By: Elizabeth Klein
Though Flint hasn’t been in the news as explosively as it was during the beginning of its plight, the problems in the central Michigan city haven’t gone away. Rather, they’ve increased. Flint is struggling to manage its second calamity in a year. In addition to the devastating contaminated water problem, the city must now deal with an outbreak of Shigellosis. The infectious disease is caused by the bacteria Shigella, and causes diarrhea, fever, and abdominal pain. It spreads through contact with the bacteria in the water and thrives when people don’t wash their hands.
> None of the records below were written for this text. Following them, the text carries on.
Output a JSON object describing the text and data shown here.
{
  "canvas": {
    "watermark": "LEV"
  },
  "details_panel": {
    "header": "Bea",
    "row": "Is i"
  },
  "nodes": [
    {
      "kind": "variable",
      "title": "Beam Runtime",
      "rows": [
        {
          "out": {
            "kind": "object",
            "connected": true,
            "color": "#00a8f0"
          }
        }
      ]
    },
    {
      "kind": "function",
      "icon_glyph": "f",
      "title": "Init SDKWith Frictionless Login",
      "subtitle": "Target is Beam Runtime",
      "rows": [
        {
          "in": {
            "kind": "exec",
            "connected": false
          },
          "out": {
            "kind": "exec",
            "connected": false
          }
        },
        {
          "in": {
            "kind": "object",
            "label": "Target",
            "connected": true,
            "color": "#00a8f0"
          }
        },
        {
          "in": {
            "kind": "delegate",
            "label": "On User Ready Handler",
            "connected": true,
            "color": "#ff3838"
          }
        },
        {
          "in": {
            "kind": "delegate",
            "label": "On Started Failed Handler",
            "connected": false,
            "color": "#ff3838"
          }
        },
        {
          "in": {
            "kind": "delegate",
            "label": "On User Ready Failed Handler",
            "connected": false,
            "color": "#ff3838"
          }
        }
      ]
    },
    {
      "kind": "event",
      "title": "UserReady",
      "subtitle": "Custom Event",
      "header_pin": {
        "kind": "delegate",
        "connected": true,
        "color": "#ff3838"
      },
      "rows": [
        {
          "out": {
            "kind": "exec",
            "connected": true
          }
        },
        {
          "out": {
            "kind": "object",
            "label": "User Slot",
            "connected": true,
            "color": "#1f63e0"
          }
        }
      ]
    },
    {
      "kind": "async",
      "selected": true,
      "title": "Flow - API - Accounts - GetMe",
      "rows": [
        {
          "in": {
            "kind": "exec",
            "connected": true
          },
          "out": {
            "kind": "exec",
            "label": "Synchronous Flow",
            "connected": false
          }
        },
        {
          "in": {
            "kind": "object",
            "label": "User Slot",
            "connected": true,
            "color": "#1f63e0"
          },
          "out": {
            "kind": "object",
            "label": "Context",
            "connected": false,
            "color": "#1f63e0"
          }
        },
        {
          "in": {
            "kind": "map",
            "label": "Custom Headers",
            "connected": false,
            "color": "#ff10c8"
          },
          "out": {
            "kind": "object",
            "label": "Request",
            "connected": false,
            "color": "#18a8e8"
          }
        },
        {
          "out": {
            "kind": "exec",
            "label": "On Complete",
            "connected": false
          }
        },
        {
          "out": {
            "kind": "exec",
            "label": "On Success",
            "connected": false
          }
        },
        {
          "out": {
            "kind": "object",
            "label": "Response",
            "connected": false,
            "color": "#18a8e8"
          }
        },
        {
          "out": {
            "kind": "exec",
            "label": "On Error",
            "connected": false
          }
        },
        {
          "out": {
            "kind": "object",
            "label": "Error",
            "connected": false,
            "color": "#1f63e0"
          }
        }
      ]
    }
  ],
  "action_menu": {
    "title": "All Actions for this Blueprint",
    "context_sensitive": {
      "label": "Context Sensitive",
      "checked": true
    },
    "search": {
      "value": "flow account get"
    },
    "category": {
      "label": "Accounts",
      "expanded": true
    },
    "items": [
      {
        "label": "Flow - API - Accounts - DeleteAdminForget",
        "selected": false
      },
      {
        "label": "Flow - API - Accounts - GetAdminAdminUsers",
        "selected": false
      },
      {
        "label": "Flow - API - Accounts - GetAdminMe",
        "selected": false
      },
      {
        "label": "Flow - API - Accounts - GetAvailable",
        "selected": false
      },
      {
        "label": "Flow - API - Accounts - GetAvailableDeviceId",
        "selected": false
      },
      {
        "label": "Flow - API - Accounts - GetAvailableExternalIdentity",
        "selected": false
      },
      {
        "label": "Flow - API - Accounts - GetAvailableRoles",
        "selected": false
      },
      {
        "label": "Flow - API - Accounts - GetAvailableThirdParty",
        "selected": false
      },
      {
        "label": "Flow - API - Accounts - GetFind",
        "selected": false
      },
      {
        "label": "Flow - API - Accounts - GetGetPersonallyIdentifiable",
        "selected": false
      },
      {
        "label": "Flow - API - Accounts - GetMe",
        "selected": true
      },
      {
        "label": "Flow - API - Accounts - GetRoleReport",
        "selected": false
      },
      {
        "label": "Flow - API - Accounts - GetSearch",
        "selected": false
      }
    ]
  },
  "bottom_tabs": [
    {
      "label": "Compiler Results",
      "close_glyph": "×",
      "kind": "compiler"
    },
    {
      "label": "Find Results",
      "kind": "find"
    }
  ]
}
Since Most Flint residents have drastically adapted their bathing habits out of fear of the tainted water and its harmful effects the bacteria has found a place to thrive. Because of this, cases of Shigellosis in the county have reached an astounding number of eighty-five.
Many Flint residents currently use baby wipes instead of water to maintain hygiene. However, these wipes are unchlorinated and do not do kill bacteria. Many people are afraid that by using hot water through their filters, the lives of the filters will decrease. The Genesee County Health Department says that the hot water is safe, even when unfiltered. However, many people are not convinced.
In 2014 and 2015, Michigan claimed that unfiltered water in Flint was safe. However, many residents claimed that despite this, they developed rashes when they came into contact with the water.
“They’ll tell you ‘you can use it,’ then they’ll tell you ‘don’t use it,’ then they come on the news again, ‘use it,’” Flint resident Voil String told CNN in an interview. “You don’t know what to do with it…I ain’t using it.”
Some Flint citizens claim that the Michigan Department of Health and Human Services has not done enough to cooperate with the county’s health department. Jim Henry, the environmental health supervisor for Genesee County, says that the MHDHHS “refused to communicate with us.” He told CNN that he had a hard time receiving help from the department.
“For weeks the state MDHHS stopped communicating and assisting regarding all disease investigations,” Henry adds. “This action directly compromised the safety and health of our communities.”
The Genesee County Health Department wrote in a recent report that the MHDHHS is continuing to help and support the county. They claim that the MHDHHS has been “working with the GCHD staff on their development of a handwashing campaign.”
“MHDHHS continues to work with federal, state, and local partners,” the department stated. “[They have] also issued a Health Alert Network to reinforce the public health messaging with the healthcare community.”